[Supplied data]
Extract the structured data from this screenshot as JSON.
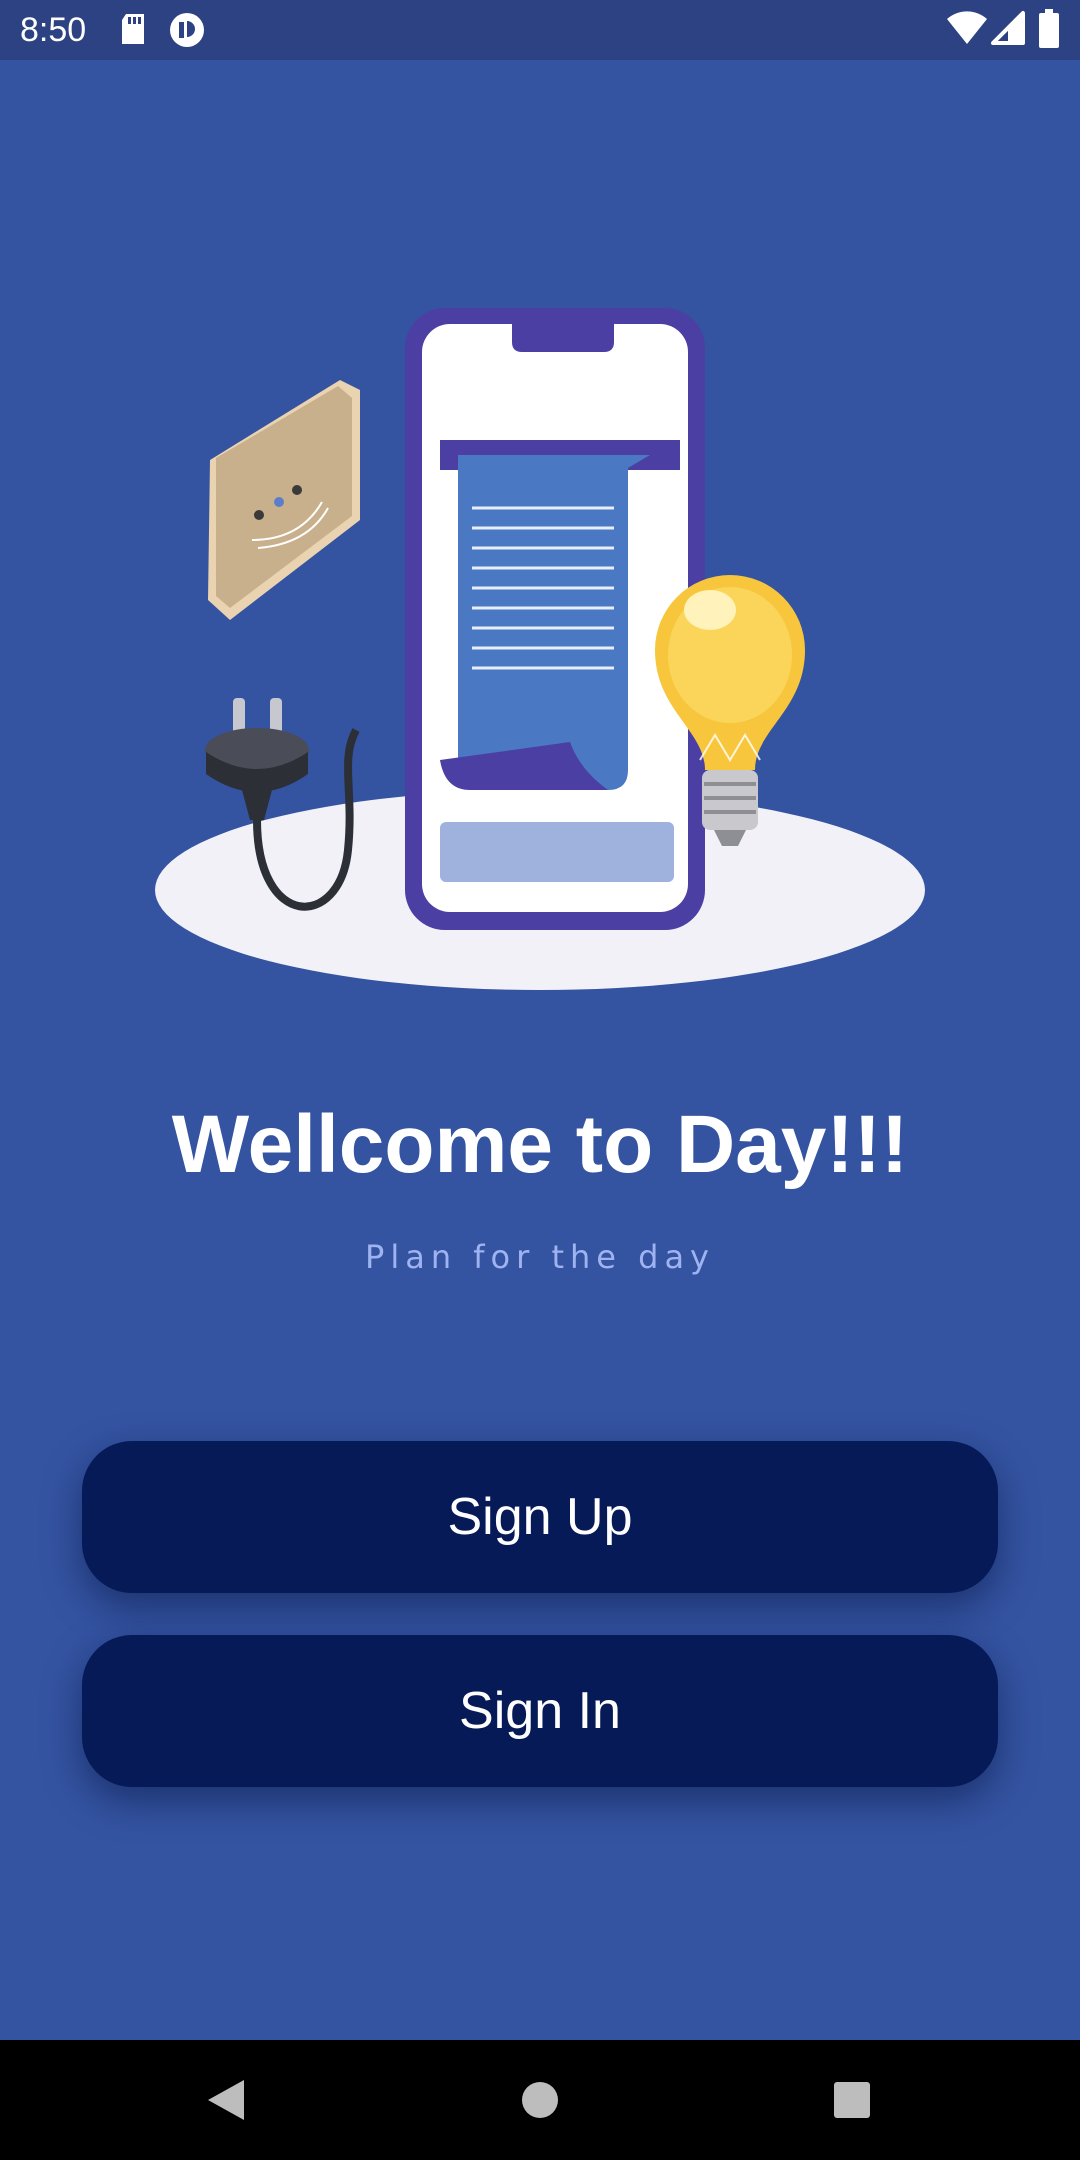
{
  "status_bar": {
    "time": "8:50",
    "left_icons": [
      "sd-card-icon",
      "app-notification-icon"
    ],
    "right_icons": [
      "wifi-icon",
      "signal-icon",
      "battery-icon"
    ]
  },
  "welcome": {
    "title": "Wellcome to Day!!!",
    "subtitle": "Plan for the day"
  },
  "buttons": {
    "sign_up": "Sign Up",
    "sign_in": "Sign In"
  },
  "navigation": {
    "icons": [
      "back-icon",
      "home-icon",
      "recents-icon"
    ]
  },
  "colors": {
    "background": "#3453a1",
    "status_bar": "#2c4283",
    "button": "#061a57",
    "subtitle": "#9fb3f0",
    "nav_bar": "#000000"
  }
}
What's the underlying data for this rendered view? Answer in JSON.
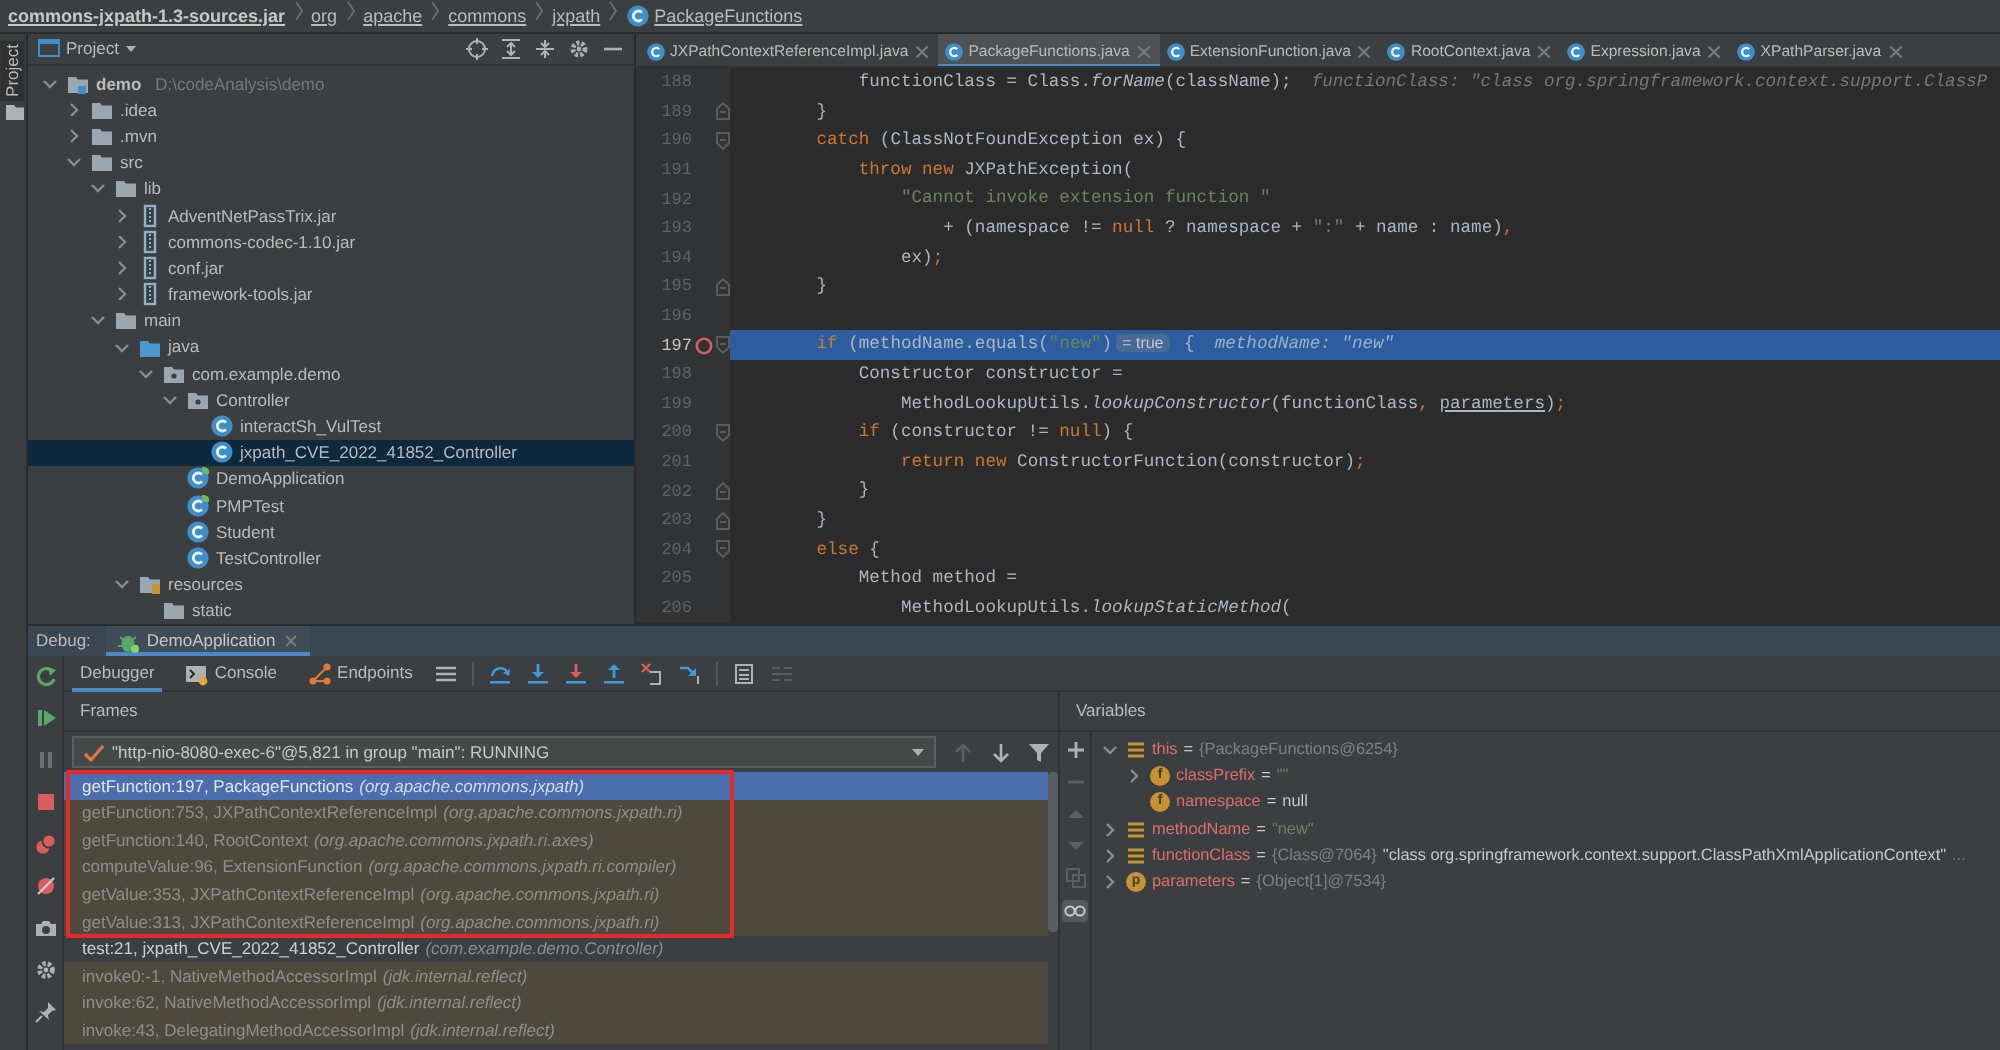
{
  "breadcrumb": [
    {
      "text": "commons-jxpath-1.3-sources.jar",
      "kind": "archive"
    },
    {
      "text": "org",
      "kind": "package"
    },
    {
      "text": "apache",
      "kind": "package"
    },
    {
      "text": "commons",
      "kind": "package"
    },
    {
      "text": "jxpath",
      "kind": "package"
    },
    {
      "text": "PackageFunctions",
      "kind": "class"
    }
  ],
  "side_strip": {
    "label": "Project"
  },
  "project": {
    "title": "Project",
    "tree": [
      {
        "label": "demo",
        "kind": "module",
        "path": "D:\\codeAnalysis\\demo",
        "expanded": true,
        "selected": false,
        "children": [
          {
            "label": ".idea",
            "kind": "folder",
            "expanded": false,
            "selected": false
          },
          {
            "label": ".mvn",
            "kind": "folder",
            "expanded": false,
            "selected": false
          },
          {
            "label": "src",
            "kind": "folder",
            "expanded": true,
            "selected": false,
            "children": [
              {
                "label": "lib",
                "kind": "folder",
                "expanded": true,
                "selected": false,
                "children": [
                  {
                    "label": "AdventNetPassTrix.jar",
                    "kind": "jar",
                    "expanded": false,
                    "selected": false
                  },
                  {
                    "label": "commons-codec-1.10.jar",
                    "kind": "jar",
                    "expanded": false,
                    "selected": false
                  },
                  {
                    "label": "conf.jar",
                    "kind": "jar",
                    "expanded": false,
                    "selected": false
                  },
                  {
                    "label": "framework-tools.jar",
                    "kind": "jar",
                    "expanded": false,
                    "selected": false
                  }
                ]
              },
              {
                "label": "main",
                "kind": "folder",
                "expanded": true,
                "selected": false,
                "children": [
                  {
                    "label": "java",
                    "kind": "source-root",
                    "expanded": true,
                    "selected": false,
                    "children": [
                      {
                        "label": "com.example.demo",
                        "kind": "package",
                        "expanded": true,
                        "selected": false,
                        "children": [
                          {
                            "label": "Controller",
                            "kind": "package",
                            "expanded": true,
                            "selected": false,
                            "children": [
                              {
                                "label": "interactSh_VulTest",
                                "kind": "class",
                                "selected": false
                              },
                              {
                                "label": "jxpath_CVE_2022_41852_Controller",
                                "kind": "class",
                                "selected": true
                              }
                            ]
                          },
                          {
                            "label": "DemoApplication",
                            "kind": "spring-class",
                            "selected": false
                          },
                          {
                            "label": "PMPTest",
                            "kind": "spring-class",
                            "selected": false
                          },
                          {
                            "label": "Student",
                            "kind": "class",
                            "selected": false
                          },
                          {
                            "label": "TestController",
                            "kind": "class",
                            "selected": false
                          }
                        ]
                      }
                    ]
                  },
                  {
                    "label": "resources",
                    "kind": "resources",
                    "expanded": true,
                    "selected": false,
                    "children": [
                      {
                        "label": "static",
                        "kind": "folder",
                        "selected": false
                      }
                    ]
                  }
                ]
              }
            ]
          }
        ]
      }
    ]
  },
  "editor": {
    "tabs": [
      {
        "label": "JXPathContextReferenceImpl.java",
        "selected": false
      },
      {
        "label": "PackageFunctions.java",
        "selected": true
      },
      {
        "label": "ExtensionFunction.java",
        "selected": false
      },
      {
        "label": "RootContext.java",
        "selected": false
      },
      {
        "label": "Expression.java",
        "selected": false
      },
      {
        "label": "XPathParser.java",
        "selected": false
      }
    ],
    "lines": [
      {
        "number": "188",
        "kind": "plain",
        "highlighted": false,
        "breakpoint": false,
        "tokens": [
          {
            "kind": "plain",
            "text": "            functionClass = Class."
          },
          {
            "kind": "italic",
            "text": "forName"
          },
          {
            "kind": "plain",
            "text": "(className);"
          },
          {
            "kind": "hint",
            "text": "functionClass: \"class org.springframework.context.support.ClassP"
          }
        ]
      },
      {
        "number": "189",
        "kind": "fold-end",
        "highlighted": false,
        "breakpoint": false,
        "tokens": [
          {
            "kind": "plain",
            "text": "        }"
          }
        ]
      },
      {
        "number": "190",
        "kind": "fold-start",
        "highlighted": false,
        "breakpoint": false,
        "tokens": [
          {
            "kind": "keyword",
            "text": "        catch"
          },
          {
            "kind": "plain",
            "text": " (ClassNotFoundException ex) {"
          }
        ]
      },
      {
        "number": "191",
        "kind": "plain",
        "highlighted": false,
        "breakpoint": false,
        "tokens": [
          {
            "kind": "keyword",
            "text": "            throw new"
          },
          {
            "kind": "plain",
            "text": " JXPathException("
          }
        ]
      },
      {
        "number": "192",
        "kind": "plain",
        "highlighted": false,
        "breakpoint": false,
        "tokens": [
          {
            "kind": "string",
            "text": "                \"Cannot invoke extension function \""
          }
        ]
      },
      {
        "number": "193",
        "kind": "plain",
        "highlighted": false,
        "breakpoint": false,
        "tokens": [
          {
            "kind": "plain",
            "text": "                    + (namespace != "
          },
          {
            "kind": "keyword",
            "text": "null"
          },
          {
            "kind": "plain",
            "text": " ? namespace + "
          },
          {
            "kind": "string",
            "text": "\":\""
          },
          {
            "kind": "plain",
            "text": " + name : name)"
          },
          {
            "kind": "keyword",
            "text": ","
          }
        ]
      },
      {
        "number": "194",
        "kind": "plain",
        "highlighted": false,
        "breakpoint": false,
        "tokens": [
          {
            "kind": "plain",
            "text": "                ex)"
          },
          {
            "kind": "keyword",
            "text": ";"
          }
        ]
      },
      {
        "number": "195",
        "kind": "fold-end",
        "highlighted": false,
        "breakpoint": false,
        "tokens": [
          {
            "kind": "plain",
            "text": "        }"
          }
        ]
      },
      {
        "number": "196",
        "kind": "plain",
        "highlighted": false,
        "breakpoint": false
      },
      {
        "number": "197",
        "kind": "fold-start",
        "highlighted": true,
        "breakpoint": true,
        "tokens": [
          {
            "kind": "keyword",
            "text": "        if"
          },
          {
            "kind": "plain",
            "text": " (methodName.equals("
          },
          {
            "kind": "string",
            "text": "\"new\""
          },
          {
            "kind": "plain",
            "text": ")"
          },
          {
            "kind": "badge",
            "text": "= true"
          },
          {
            "kind": "plain",
            "text": " {"
          },
          {
            "kind": "hint",
            "text": "methodName: \"new\""
          }
        ]
      },
      {
        "number": "198",
        "kind": "plain",
        "highlighted": false,
        "breakpoint": false,
        "tokens": [
          {
            "kind": "plain",
            "text": "            Constructor constructor ="
          }
        ]
      },
      {
        "number": "199",
        "kind": "plain",
        "highlighted": false,
        "breakpoint": false,
        "tokens": [
          {
            "kind": "plain",
            "text": "                MethodLookupUtils."
          },
          {
            "kind": "italic",
            "text": "lookupConstructor"
          },
          {
            "kind": "plain",
            "text": "(functionClass"
          },
          {
            "kind": "keyword",
            "text": ", "
          },
          {
            "kind": "underline",
            "text": "parameters"
          },
          {
            "kind": "plain",
            "text": ")"
          },
          {
            "kind": "keyword",
            "text": ";"
          }
        ]
      },
      {
        "number": "200",
        "kind": "fold-start",
        "highlighted": false,
        "breakpoint": false,
        "tokens": [
          {
            "kind": "keyword",
            "text": "            if"
          },
          {
            "kind": "plain",
            "text": " (constructor != "
          },
          {
            "kind": "keyword",
            "text": "null"
          },
          {
            "kind": "plain",
            "text": ") {"
          }
        ]
      },
      {
        "number": "201",
        "kind": "plain",
        "highlighted": false,
        "breakpoint": false,
        "tokens": [
          {
            "kind": "keyword",
            "text": "                return new"
          },
          {
            "kind": "plain",
            "text": " ConstructorFunction(constructor)"
          },
          {
            "kind": "keyword",
            "text": ";"
          }
        ]
      },
      {
        "number": "202",
        "kind": "fold-end",
        "highlighted": false,
        "breakpoint": false,
        "tokens": [
          {
            "kind": "plain",
            "text": "            }"
          }
        ]
      },
      {
        "number": "203",
        "kind": "fold-end",
        "highlighted": false,
        "breakpoint": false,
        "tokens": [
          {
            "kind": "plain",
            "text": "        }"
          }
        ]
      },
      {
        "number": "204",
        "kind": "fold-start",
        "highlighted": false,
        "breakpoint": false,
        "tokens": [
          {
            "kind": "keyword",
            "text": "        else"
          },
          {
            "kind": "plain",
            "text": " {"
          }
        ]
      },
      {
        "number": "205",
        "kind": "plain",
        "highlighted": false,
        "breakpoint": false,
        "tokens": [
          {
            "kind": "plain",
            "text": "            Method method ="
          }
        ]
      },
      {
        "number": "206",
        "kind": "plain",
        "highlighted": false,
        "breakpoint": false,
        "tokens": [
          {
            "kind": "plain",
            "text": "                MethodLookupUtils."
          },
          {
            "kind": "italic",
            "text": "lookupStaticMethod"
          },
          {
            "kind": "plain",
            "text": "("
          }
        ]
      }
    ]
  },
  "debug": {
    "label": "Debug:",
    "session": "DemoApplication",
    "tabs": [
      {
        "label": "Debugger",
        "kind": "debugger",
        "selected": true
      },
      {
        "label": "Console",
        "kind": "console",
        "selected": false
      },
      {
        "label": "Endpoints",
        "kind": "endpoints",
        "selected": false
      }
    ],
    "frames": {
      "title": "Frames",
      "thread": "\"http-nio-8080-exec-6\"@5,821 in group \"main\": RUNNING",
      "items": [
        {
          "method": "getFunction:197, PackageFunctions",
          "package": "(org.apache.commons.jxpath)",
          "selected": true,
          "library": true,
          "marked": true
        },
        {
          "method": "getFunction:753, JXPathContextReferenceImpl",
          "package": "(org.apache.commons.jxpath.ri)",
          "selected": false,
          "library": true,
          "marked": true
        },
        {
          "method": "getFunction:140, RootContext",
          "package": "(org.apache.commons.jxpath.ri.axes)",
          "selected": false,
          "library": true,
          "marked": true
        },
        {
          "method": "computeValue:96, ExtensionFunction",
          "package": "(org.apache.commons.jxpath.ri.compiler)",
          "selected": false,
          "library": true,
          "marked": true
        },
        {
          "method": "getValue:353, JXPathContextReferenceImpl",
          "package": "(org.apache.commons.jxpath.ri)",
          "selected": false,
          "library": true,
          "marked": true
        },
        {
          "method": "getValue:313, JXPathContextReferenceImpl",
          "package": "(org.apache.commons.jxpath.ri)",
          "selected": false,
          "library": true,
          "marked": true
        },
        {
          "method": "test:21, jxpath_CVE_2022_41852_Controller",
          "package": "(com.example.demo.Controller)",
          "selected": false,
          "library": false,
          "marked": false
        },
        {
          "method": "invoke0:-1, NativeMethodAccessorImpl",
          "package": "(jdk.internal.reflect)",
          "selected": false,
          "library": true,
          "marked": false
        },
        {
          "method": "invoke:62, NativeMethodAccessorImpl",
          "package": "(jdk.internal.reflect)",
          "selected": false,
          "library": true,
          "marked": false
        },
        {
          "method": "invoke:43, DelegatingMethodAccessorImpl",
          "package": "(jdk.internal.reflect)",
          "selected": false,
          "library": true,
          "marked": false
        }
      ]
    },
    "variables": {
      "title": "Variables",
      "items": [
        {
          "name": "this",
          "kind": "local",
          "assign": "=",
          "ref": "{PackageFunctions@6254}",
          "expanded": true,
          "children": [
            {
              "name": "classPrefix",
              "kind": "field",
              "icon_letter": "f",
              "assign": "=",
              "value": {
                "kind": "string",
                "text": "\"\""
              },
              "expanded": false
            },
            {
              "name": "namespace",
              "kind": "field",
              "icon_letter": "f",
              "assign": "=",
              "value": {
                "kind": "plain",
                "text": "null"
              }
            }
          ]
        },
        {
          "name": "methodName",
          "kind": "local",
          "assign": "=",
          "value": {
            "kind": "string",
            "text": "\"new\""
          },
          "expanded": false
        },
        {
          "name": "functionClass",
          "kind": "local",
          "assign": "=",
          "ref": "{Class@7064}",
          "value": {
            "kind": "plain",
            "text": "\"class org.springframework.context.support.ClassPathXmlApplicationContext\""
          },
          "more": "...",
          "expanded": false
        },
        {
          "name": "parameters",
          "kind": "param",
          "icon_letter": "p",
          "assign": "=",
          "ref": "{Object[1]@7534}",
          "expanded": false
        }
      ]
    }
  }
}
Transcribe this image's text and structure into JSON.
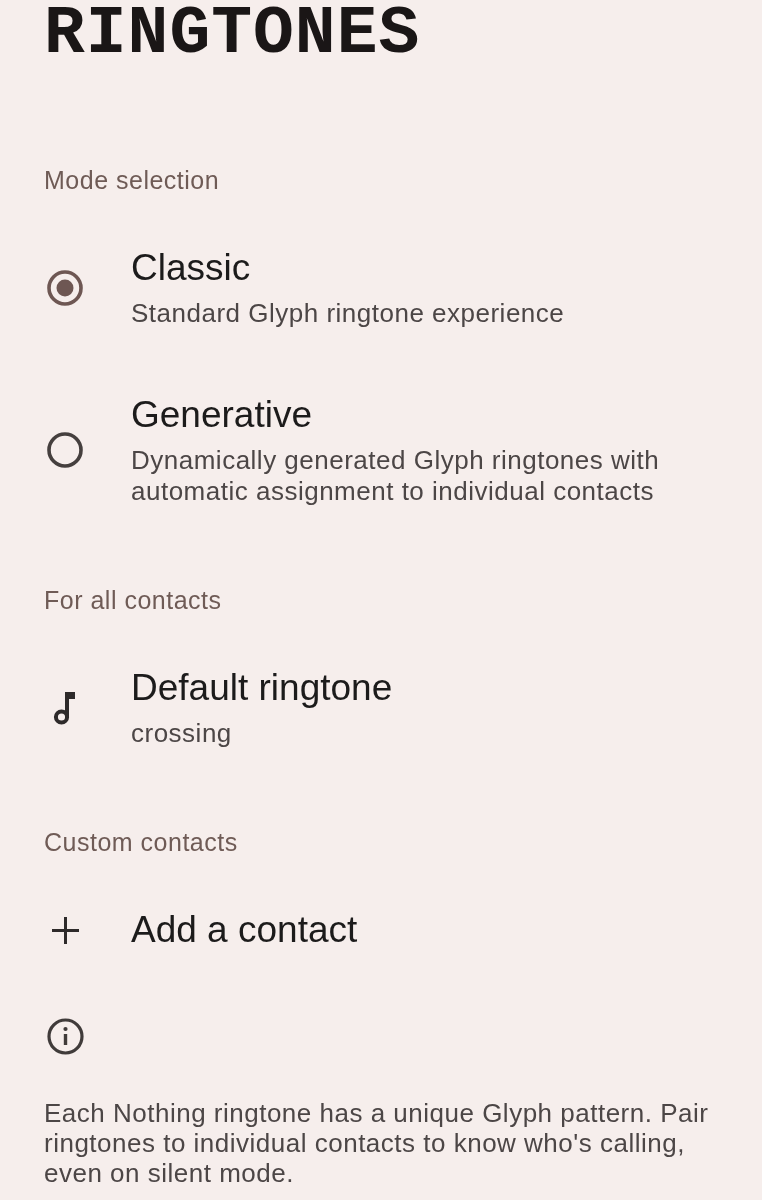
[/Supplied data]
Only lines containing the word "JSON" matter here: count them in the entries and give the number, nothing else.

3